When they're not activated or deployed, most reservists and guardsmen spend one weekend a month on duty and two weeks a year training, according to the Army recruiting website. But that claim doesn't seem to square with reality.
"The Army Reserve is cashing in on uncompensated sacrifices of its Soldiers on a scale that must be in the tens of millions of dollars, and that is a violation of trust, stewardship, and the Army Values," one Army Reserve lieutenant colonel, who also complained that his battalion commander "demanded" that he be available at all times, told members of an Army Transition Team earlier this year.
According to an internal Army document, soldiers feel that the service's overwhelming focus on readiness is wearing down the force, and leading some unit leaders to fudge the truth on their unit's readiness.
"Soldiers in all three Army Components assess themselves and their unit as less ready to perform their wartime mission, despite an increased focus on readiness," reads the document, which was put together by the Army Transition Team for new Chief of Staff Gen. James McConville and obtained by Task & Purpose. "The drive to attain the highest levels of readiness has led some unit leaders to inaccurately report readiness."
Lt. Gen. Eric J. Wesley, who served as the director of the transition team, said in the document's opening that though the surveys conducted are not scientific, the feedback "is honest and emblematic of the force as a whole taken from seven installations and over 400 respondents."
Those surveyed were asked to weigh in on four questions — one of which being what the Army isn't doing right. One of the themes that emerged from the answers is that "[r]eadiness demands are breaking the force."

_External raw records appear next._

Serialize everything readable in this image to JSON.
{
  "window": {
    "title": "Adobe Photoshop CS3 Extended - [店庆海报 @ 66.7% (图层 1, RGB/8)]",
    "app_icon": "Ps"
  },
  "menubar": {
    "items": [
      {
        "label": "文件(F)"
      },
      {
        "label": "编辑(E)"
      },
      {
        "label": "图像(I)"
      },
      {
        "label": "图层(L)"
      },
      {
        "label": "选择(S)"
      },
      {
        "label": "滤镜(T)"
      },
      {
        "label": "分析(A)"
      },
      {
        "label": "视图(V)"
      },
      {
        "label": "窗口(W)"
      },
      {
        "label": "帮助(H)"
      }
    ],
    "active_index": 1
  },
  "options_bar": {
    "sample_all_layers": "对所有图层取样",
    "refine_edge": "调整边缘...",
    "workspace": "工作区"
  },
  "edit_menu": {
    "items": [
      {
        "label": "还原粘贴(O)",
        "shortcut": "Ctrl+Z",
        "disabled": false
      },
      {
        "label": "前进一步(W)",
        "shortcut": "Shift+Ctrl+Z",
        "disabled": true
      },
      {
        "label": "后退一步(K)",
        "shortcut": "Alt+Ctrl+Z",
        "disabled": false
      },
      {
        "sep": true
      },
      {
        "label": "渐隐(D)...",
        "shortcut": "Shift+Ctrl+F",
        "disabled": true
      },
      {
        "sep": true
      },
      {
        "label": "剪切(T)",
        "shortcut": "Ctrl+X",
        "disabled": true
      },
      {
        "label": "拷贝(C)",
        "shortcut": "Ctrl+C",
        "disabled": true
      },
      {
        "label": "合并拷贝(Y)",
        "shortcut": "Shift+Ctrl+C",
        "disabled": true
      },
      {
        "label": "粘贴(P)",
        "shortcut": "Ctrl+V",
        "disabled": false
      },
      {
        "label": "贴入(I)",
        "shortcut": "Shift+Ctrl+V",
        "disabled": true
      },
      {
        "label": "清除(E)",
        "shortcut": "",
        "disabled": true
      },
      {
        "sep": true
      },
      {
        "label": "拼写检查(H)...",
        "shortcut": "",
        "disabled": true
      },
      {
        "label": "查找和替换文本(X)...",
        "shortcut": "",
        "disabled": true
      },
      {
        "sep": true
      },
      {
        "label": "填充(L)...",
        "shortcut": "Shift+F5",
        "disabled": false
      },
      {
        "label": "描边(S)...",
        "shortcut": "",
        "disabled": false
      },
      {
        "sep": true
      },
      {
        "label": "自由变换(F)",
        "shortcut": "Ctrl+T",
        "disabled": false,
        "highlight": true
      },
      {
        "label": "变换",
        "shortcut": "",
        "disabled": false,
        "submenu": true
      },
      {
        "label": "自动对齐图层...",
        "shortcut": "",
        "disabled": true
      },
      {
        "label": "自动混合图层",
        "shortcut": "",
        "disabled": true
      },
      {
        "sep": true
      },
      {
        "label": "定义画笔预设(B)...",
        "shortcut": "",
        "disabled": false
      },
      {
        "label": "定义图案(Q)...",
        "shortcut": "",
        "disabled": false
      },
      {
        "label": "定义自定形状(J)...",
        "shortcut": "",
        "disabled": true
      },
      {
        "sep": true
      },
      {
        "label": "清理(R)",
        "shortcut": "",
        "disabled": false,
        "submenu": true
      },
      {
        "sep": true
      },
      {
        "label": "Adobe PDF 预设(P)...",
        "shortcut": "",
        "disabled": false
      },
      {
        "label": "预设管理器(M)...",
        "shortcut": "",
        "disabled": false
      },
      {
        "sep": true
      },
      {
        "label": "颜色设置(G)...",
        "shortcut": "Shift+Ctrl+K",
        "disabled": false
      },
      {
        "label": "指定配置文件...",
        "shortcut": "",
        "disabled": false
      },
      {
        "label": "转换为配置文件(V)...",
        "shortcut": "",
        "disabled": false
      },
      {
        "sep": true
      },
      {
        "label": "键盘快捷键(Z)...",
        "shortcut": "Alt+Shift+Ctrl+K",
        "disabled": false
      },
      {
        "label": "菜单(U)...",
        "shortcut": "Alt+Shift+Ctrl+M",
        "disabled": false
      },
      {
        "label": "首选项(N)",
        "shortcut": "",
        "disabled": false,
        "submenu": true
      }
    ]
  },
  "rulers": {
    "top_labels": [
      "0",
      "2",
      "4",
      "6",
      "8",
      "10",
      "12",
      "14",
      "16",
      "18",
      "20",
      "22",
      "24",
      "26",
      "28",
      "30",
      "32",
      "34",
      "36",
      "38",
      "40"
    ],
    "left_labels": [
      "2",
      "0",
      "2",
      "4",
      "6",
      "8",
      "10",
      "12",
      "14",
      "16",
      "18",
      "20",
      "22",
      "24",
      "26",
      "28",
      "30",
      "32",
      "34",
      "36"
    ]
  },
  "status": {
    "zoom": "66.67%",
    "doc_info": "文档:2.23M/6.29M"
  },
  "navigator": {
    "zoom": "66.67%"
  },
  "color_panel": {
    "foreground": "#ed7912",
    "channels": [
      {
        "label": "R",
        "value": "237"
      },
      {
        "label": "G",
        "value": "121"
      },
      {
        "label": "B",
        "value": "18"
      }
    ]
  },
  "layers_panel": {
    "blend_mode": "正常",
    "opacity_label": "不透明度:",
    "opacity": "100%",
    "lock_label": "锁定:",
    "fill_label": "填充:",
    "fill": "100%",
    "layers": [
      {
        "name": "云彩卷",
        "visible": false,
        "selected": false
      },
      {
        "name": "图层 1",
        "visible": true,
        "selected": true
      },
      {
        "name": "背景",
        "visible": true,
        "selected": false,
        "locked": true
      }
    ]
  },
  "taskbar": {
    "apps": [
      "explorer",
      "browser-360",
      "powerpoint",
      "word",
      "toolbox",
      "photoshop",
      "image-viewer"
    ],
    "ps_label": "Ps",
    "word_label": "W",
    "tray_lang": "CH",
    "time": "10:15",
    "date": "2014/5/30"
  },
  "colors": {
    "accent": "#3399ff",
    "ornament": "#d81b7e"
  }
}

The Army thinks China will surpass Russia by 2028. Here is how the service is planning to take them on.
If you've paid even the slightest bit of attention in the last few years, you know that the Pentagon has been zeroing in on the threat that China and Russia pose, and the future battles it anticipates.
The Army has followed suit, pushing to modernize its force to be ready for whatever comes its way. As part of its modernization, the Army adopted the Multi-Domain Operations (MDO) concept, which serves as the Army's main war-fighting doctrine and lays the groundwork for how the force will fight near-peer threats like Russia and China across land, air, sea, cyber, and space.
But in an internal document obtained by Task & Purpose, the Army Transition Team for the new Chief of Staff, Gen. James McConville, argues that China poses a more immediate threat than Russia, so the Army needs make the Asia-Pacific region its priority while deploying "minimal current conventional forces" in Europe to deter Russia.
In leaked documents, Army family reports waiting weeks to have gas line and roof leaks fixed in on-base housing
As the saying goes, you recruit the soldier, but you retain the family.
And according to internal documents obtained by Task & Purpose, the Army still has substantial work to do in addressing families' concerns.